Election Section

Commentary: Looking Toward the Future in Downtown Berkeley By RAUDEL WILSON

Tuesday May 03, 2005

Last week the Daily Planet published an article by Zelda Bronstein regarding parking in Downtown Berkeley. Unlike Ms. Bronstein I am a resident of the downtown and I have worked downtown for the past nine years.  

When discussing an issue such as parking we need to keep the big picture in mind and remember what is our ultimate objective for the downtown. We want more retail businesses, we want to continue to build housing, and we want to help grow sales tax revenue for the city.  

Today’s perception of the downtown is that there are more empty store fronts that there are current retailers. In reality the vacancy rate of the downtown is less than 10 percent. The good news is that this percent is going to decrease over the next two years. With important store fronts such as the Gaia Building (Anna’s Jazz Island) and 2300 Shattuck/Bancroft (Longs Drugs) about to come online, they are setting the trend for what could become an influx of new and exciting retailers to the downtown. There are potential tenants currently looking at the Gateway and Eddie Bauer sites, the Kress Building, See’s Candy, Life Long Noodle, and the Fine Arts Building. We are on the cusp of seeing a dramatic change to the downtown’s retail base. It is truly exciting! 

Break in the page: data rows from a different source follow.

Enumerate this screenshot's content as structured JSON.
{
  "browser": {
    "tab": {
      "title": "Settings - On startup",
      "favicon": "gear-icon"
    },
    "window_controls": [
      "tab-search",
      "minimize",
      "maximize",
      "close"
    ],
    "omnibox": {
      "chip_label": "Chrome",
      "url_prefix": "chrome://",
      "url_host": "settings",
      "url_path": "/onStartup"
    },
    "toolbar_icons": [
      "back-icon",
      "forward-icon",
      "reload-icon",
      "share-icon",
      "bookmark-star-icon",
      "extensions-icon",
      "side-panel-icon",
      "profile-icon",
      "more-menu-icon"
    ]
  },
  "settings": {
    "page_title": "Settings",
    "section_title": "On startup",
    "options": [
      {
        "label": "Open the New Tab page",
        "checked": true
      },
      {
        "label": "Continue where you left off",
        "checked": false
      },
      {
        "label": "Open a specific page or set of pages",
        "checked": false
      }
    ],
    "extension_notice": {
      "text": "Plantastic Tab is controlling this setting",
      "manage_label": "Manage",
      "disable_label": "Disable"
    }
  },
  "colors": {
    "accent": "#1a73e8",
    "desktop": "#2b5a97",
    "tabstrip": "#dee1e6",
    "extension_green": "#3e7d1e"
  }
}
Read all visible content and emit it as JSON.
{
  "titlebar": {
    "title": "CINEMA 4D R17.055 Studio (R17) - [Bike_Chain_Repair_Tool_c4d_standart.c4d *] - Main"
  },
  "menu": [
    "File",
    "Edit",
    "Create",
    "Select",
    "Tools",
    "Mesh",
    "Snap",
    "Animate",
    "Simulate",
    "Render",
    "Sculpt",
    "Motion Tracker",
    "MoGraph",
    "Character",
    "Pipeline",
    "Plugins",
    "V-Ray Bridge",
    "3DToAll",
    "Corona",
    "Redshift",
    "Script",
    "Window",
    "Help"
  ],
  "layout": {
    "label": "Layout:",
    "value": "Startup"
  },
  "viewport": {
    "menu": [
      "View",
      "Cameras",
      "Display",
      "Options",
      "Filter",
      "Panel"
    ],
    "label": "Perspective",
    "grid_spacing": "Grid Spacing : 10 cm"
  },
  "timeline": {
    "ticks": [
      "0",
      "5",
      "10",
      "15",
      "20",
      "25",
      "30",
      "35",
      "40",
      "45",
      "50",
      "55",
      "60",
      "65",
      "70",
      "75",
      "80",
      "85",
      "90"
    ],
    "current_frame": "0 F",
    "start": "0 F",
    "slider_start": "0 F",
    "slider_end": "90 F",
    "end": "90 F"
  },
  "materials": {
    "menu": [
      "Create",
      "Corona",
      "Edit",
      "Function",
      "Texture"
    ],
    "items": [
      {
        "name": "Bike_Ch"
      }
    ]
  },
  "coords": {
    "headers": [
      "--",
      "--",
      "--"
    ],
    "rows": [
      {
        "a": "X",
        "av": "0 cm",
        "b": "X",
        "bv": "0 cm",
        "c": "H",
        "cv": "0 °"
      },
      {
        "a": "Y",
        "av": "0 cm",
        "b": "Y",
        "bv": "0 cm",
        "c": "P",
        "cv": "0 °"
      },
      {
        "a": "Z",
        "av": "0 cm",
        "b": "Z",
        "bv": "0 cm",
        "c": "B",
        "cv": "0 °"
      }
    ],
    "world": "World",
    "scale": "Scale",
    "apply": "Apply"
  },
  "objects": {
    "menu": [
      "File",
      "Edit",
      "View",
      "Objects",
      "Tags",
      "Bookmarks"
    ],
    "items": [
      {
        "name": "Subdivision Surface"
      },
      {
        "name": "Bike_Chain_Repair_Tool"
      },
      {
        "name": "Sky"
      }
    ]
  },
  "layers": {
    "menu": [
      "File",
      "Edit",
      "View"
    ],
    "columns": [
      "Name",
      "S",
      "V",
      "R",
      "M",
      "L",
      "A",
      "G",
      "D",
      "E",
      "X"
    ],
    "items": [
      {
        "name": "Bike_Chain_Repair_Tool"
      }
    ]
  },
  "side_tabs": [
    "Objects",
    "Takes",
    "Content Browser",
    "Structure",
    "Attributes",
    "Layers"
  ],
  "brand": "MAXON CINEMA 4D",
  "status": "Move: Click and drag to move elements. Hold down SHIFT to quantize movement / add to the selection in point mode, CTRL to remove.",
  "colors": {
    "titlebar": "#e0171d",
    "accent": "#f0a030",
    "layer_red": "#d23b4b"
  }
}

The downtown is Berkeley’s fastest growing neighborhood. Last year Patrick Kennedy opened three new buildings (all at full occupancy) with over 400 new units. With new residential units in progress (Library Gardens and Avi Nevo’s Fulton/Channing Project) and more on the way (Seagate Properties, Tune Up Masters Site, and the David Brower building) we have more than 500 more units slated to be built. With this influx of new residents it has peaked the interest of potential new retailers.  

Finally, in order for Berkeley to start balancing its budget we need to grow our sales tax revenue. In a recent meeting held by the Office of Economic Development I was informed that the downtown supplies the city with one tenth of its overall sales tax revenue. By attracting more retailers to the downtown we can help grow this percentage and help improve the city’s overall budget.  

So how does this all relate to parking? Zelda argued that while short-term parking was hard to find long term garage parking was always available. Part of the reason it is so hard to find short term parking is because of “meter feeding.” With the new solar powered meters comes stronger parking enforcement. On any given day you can find two or three parking enforcers walking up and down Shattuck enforcing the one-hour rule. This is going to cause customers to realize that if they need to be in the downtown for longer than an hour they will need to use a garage. The second effect is to encourage business owners and employees of downtown businesses to use the garages. This will free up valuable short term parking for their customers and potential customers. How much business is lost each day because someone cannot find a short-term parking space? As more people come to the downtown (more retailers and more residents) we will find that the demand for long term parking is going to grow. I want to make sure that when that demand arises that we are ready to handle it.  

I have advocated for the Vista mitigation money to go towards rebuilding the Center Street Garage with an extra 200 spaces. If the city can find a way to finance the garage with only part of this money that is fine with me. I am also in favor of real time parking signage. I just want to make sure they have somewhere to point to.  


Raudel Wilson is manager of the Mechanics Bank, president of the Downtown Berkeley Association and a Zoning Adjustments Board commissioner.?